I talked this afternoon with the reader who had worked at GST Steel in 1997 and e-mailed about the conditions there. This person, who wishes to remain anonymous, elaborated a little more on the working conditions at the plant, saying that thanks to the union structure, there was little incentive to be productive. For instance, while some workers were required to file a report daily regarding certain productivity issues, they waited until the end of the day (when it was too late to fix things) to file the report instead of earlier, because they saw no reason to bother doing it at the most effective time. And he said for some of the employees — including those racking up $100,000 to $130,000 salaries — large chunks of the day were just spent waiting for something to fix or do, with up to 80 percent of day spent not working.

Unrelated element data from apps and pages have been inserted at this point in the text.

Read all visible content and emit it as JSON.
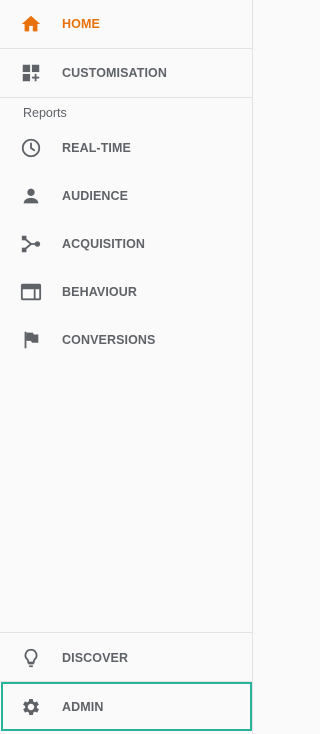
{
  "colors": {
    "accent": "#e8710a",
    "icon": "#5f6368",
    "text": "#5f6368",
    "highlight": "#2ab39b",
    "divider": "#e3e3e3",
    "background": "#fafafa"
  },
  "nav": {
    "home": {
      "label": "HOME",
      "icon": "home-icon",
      "active": true
    },
    "customisation": {
      "label": "CUSTOMISATION",
      "icon": "dashboard-plus-icon"
    }
  },
  "reports": {
    "header": "Reports",
    "items": [
      {
        "label": "REAL-TIME",
        "icon": "clock-icon"
      },
      {
        "label": "AUDIENCE",
        "icon": "person-icon"
      },
      {
        "label": "ACQUISITION",
        "icon": "branch-icon"
      },
      {
        "label": "BEHAVIOUR",
        "icon": "browser-window-icon"
      },
      {
        "label": "CONVERSIONS",
        "icon": "flag-icon"
      }
    ]
  },
  "footer": {
    "discover": {
      "label": "DISCOVER",
      "icon": "lightbulb-icon"
    },
    "admin": {
      "label": "ADMIN",
      "icon": "gear-icon",
      "highlighted": true
    }
  }
}
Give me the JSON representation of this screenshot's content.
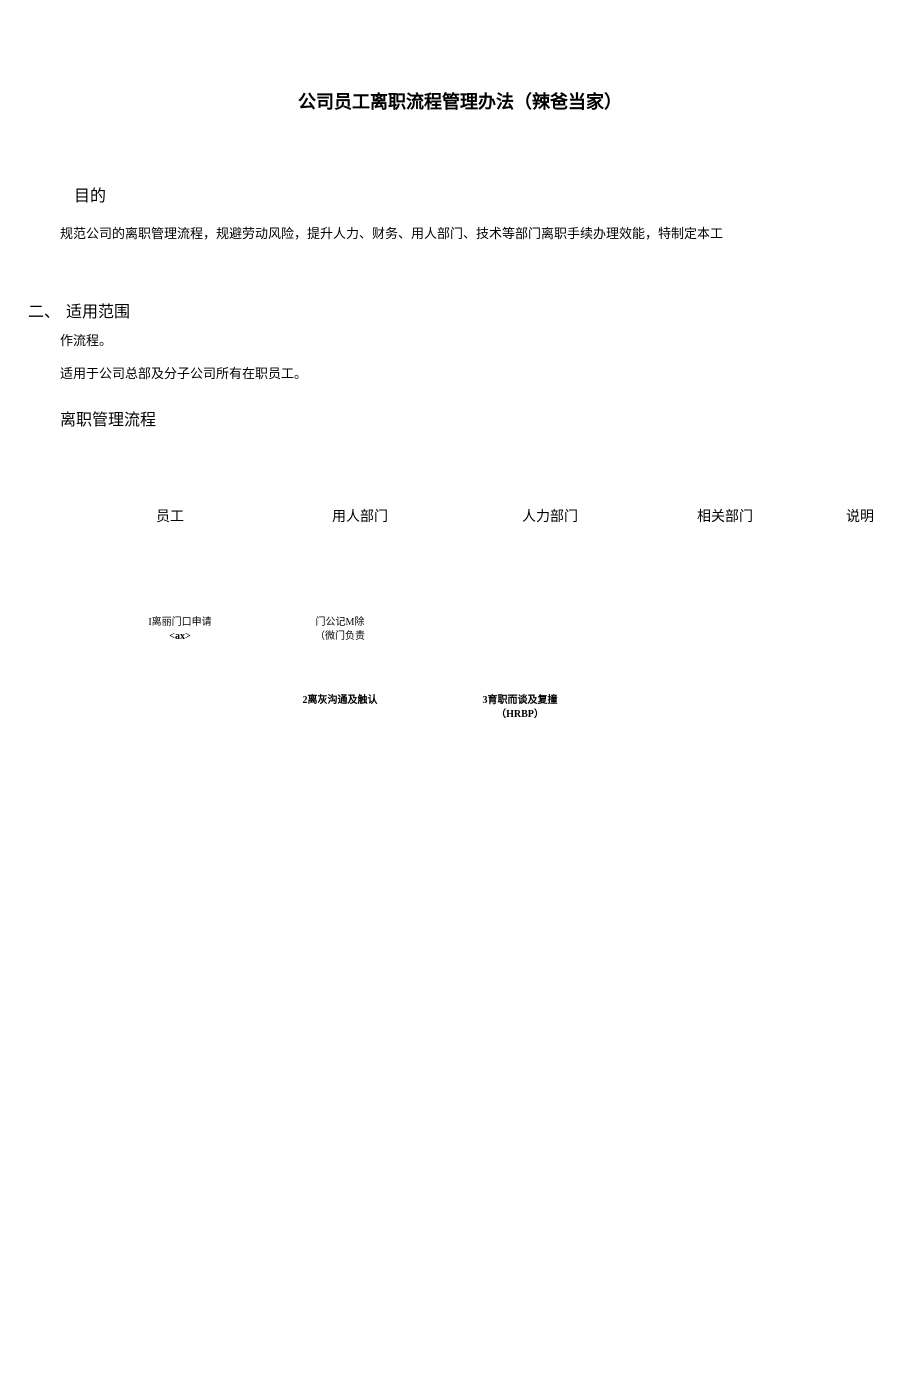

And those are the hours they weren’t sleeping and getting over time. During those overtime hours, when they brought sleeping bags, there was once a problem which required a couple of them to be woken up. Our reader thought the gig was up, once their sleeping had become known, but as it ended up, a supervisor was written up and that was it: The sleeping on the job continued as before.